Find each line of the entries with the string "screenshot", please, and copy it.

DATASET EXCERPTS:
***

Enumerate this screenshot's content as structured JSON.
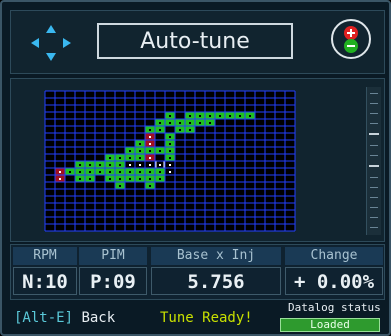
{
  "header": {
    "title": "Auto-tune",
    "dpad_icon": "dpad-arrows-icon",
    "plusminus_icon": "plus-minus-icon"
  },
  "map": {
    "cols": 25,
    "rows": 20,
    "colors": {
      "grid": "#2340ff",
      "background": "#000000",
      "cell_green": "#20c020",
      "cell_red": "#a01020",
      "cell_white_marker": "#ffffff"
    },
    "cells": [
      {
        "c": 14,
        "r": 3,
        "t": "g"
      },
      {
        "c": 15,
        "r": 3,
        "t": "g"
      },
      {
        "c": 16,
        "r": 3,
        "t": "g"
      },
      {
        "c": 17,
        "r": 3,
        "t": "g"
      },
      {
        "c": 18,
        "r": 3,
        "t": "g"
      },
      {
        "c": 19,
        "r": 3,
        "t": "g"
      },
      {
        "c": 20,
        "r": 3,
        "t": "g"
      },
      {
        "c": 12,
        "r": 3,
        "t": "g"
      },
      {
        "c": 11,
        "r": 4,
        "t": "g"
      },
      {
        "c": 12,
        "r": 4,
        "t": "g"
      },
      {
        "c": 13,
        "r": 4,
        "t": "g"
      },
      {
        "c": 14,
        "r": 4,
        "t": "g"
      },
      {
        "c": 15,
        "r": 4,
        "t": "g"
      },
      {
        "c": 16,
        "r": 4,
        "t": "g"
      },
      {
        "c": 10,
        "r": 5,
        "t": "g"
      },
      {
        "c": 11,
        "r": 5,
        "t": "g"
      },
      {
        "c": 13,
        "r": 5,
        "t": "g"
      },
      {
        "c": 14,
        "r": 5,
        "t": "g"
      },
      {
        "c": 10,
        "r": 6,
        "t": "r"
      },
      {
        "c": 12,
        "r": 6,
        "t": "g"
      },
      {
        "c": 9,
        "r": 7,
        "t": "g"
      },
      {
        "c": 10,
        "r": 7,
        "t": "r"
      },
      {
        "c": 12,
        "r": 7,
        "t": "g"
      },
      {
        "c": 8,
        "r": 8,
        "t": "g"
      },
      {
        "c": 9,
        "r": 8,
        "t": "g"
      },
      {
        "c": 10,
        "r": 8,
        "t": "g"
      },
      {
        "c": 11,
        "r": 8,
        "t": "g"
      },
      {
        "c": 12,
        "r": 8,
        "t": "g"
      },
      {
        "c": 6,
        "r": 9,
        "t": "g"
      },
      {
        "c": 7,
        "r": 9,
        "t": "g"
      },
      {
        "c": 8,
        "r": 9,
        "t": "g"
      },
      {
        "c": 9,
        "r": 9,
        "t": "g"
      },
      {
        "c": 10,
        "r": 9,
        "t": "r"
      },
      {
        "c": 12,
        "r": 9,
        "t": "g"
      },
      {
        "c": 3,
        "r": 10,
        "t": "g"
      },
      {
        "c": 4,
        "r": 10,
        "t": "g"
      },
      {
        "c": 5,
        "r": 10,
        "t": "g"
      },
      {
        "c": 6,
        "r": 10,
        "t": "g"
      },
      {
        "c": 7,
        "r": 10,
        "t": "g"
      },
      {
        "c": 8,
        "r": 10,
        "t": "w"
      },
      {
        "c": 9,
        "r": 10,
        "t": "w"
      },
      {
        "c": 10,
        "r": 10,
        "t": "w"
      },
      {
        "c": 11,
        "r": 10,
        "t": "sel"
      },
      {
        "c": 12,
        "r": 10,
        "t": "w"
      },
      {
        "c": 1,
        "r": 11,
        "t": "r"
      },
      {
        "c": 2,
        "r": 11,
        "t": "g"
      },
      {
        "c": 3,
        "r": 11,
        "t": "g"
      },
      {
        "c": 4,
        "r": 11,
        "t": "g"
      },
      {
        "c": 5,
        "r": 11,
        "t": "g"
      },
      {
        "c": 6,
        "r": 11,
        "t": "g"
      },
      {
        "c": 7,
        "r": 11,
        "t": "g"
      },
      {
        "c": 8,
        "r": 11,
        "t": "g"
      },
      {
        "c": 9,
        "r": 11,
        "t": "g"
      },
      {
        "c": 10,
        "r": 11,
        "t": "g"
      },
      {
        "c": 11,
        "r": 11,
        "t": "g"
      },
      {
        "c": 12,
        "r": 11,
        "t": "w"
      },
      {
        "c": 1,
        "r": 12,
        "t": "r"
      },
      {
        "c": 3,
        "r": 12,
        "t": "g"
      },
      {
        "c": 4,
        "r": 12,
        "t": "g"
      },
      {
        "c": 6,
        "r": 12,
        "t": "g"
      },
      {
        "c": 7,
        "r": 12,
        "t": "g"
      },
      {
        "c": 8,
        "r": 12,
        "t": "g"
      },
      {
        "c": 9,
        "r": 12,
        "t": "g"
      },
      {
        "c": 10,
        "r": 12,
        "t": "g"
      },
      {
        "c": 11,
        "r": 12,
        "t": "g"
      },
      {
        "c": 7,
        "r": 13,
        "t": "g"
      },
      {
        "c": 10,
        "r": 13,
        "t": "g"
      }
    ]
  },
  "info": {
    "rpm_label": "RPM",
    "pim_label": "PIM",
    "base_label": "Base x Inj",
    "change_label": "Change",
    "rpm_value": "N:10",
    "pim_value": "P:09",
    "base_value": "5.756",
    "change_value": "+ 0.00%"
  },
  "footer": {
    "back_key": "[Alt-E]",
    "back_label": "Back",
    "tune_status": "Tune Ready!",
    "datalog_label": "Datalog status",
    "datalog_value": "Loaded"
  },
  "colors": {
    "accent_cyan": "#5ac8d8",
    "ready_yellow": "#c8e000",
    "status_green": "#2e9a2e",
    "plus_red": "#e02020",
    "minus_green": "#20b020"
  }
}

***

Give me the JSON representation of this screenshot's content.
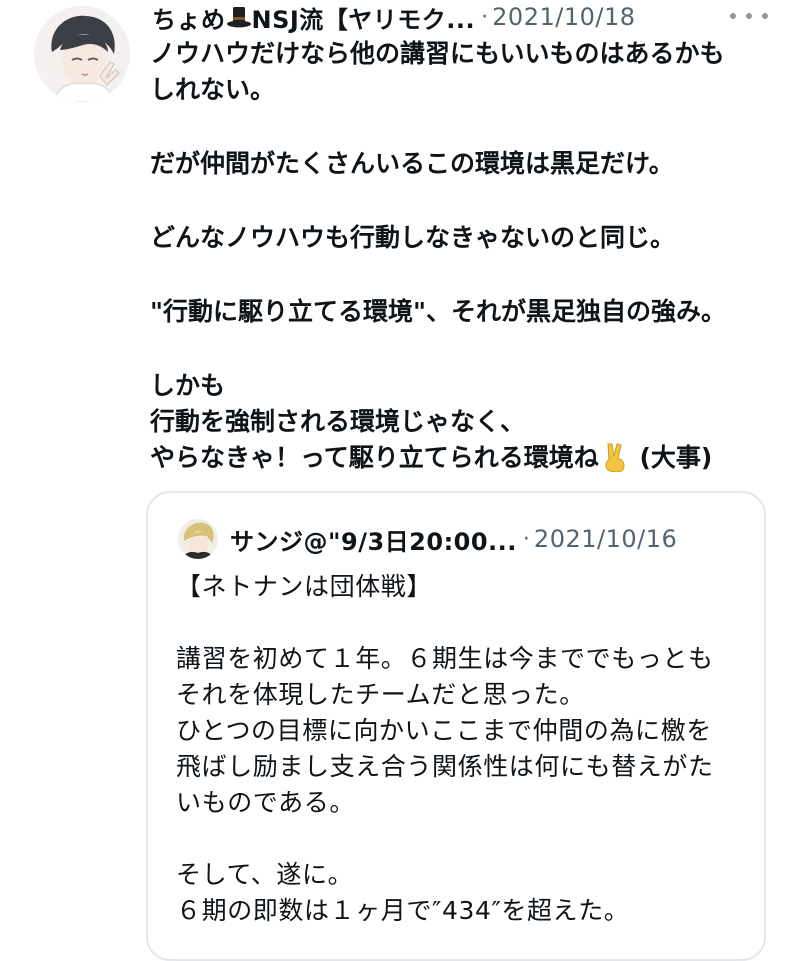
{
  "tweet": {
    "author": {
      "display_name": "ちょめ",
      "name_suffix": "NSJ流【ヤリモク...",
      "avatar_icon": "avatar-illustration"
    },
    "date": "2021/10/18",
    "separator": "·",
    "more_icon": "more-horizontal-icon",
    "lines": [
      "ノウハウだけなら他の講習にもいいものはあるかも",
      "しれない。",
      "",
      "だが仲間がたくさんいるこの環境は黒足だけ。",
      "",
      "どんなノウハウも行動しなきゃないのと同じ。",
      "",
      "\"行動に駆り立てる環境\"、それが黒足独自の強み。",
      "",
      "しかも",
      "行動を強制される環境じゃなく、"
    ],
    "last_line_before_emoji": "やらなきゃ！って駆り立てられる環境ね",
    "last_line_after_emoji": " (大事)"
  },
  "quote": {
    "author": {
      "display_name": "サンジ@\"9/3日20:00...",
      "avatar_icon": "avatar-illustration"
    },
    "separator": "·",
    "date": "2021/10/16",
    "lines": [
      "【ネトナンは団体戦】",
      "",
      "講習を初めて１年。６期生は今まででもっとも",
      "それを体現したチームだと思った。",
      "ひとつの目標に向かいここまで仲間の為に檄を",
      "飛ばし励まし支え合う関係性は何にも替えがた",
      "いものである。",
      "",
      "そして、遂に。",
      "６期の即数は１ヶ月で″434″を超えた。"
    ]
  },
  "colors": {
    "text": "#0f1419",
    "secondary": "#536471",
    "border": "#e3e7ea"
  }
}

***

ANSWER BELOW:
Enumerate this screenshot's content as structured JSON.
Give me the JSON representation of this screenshot's content.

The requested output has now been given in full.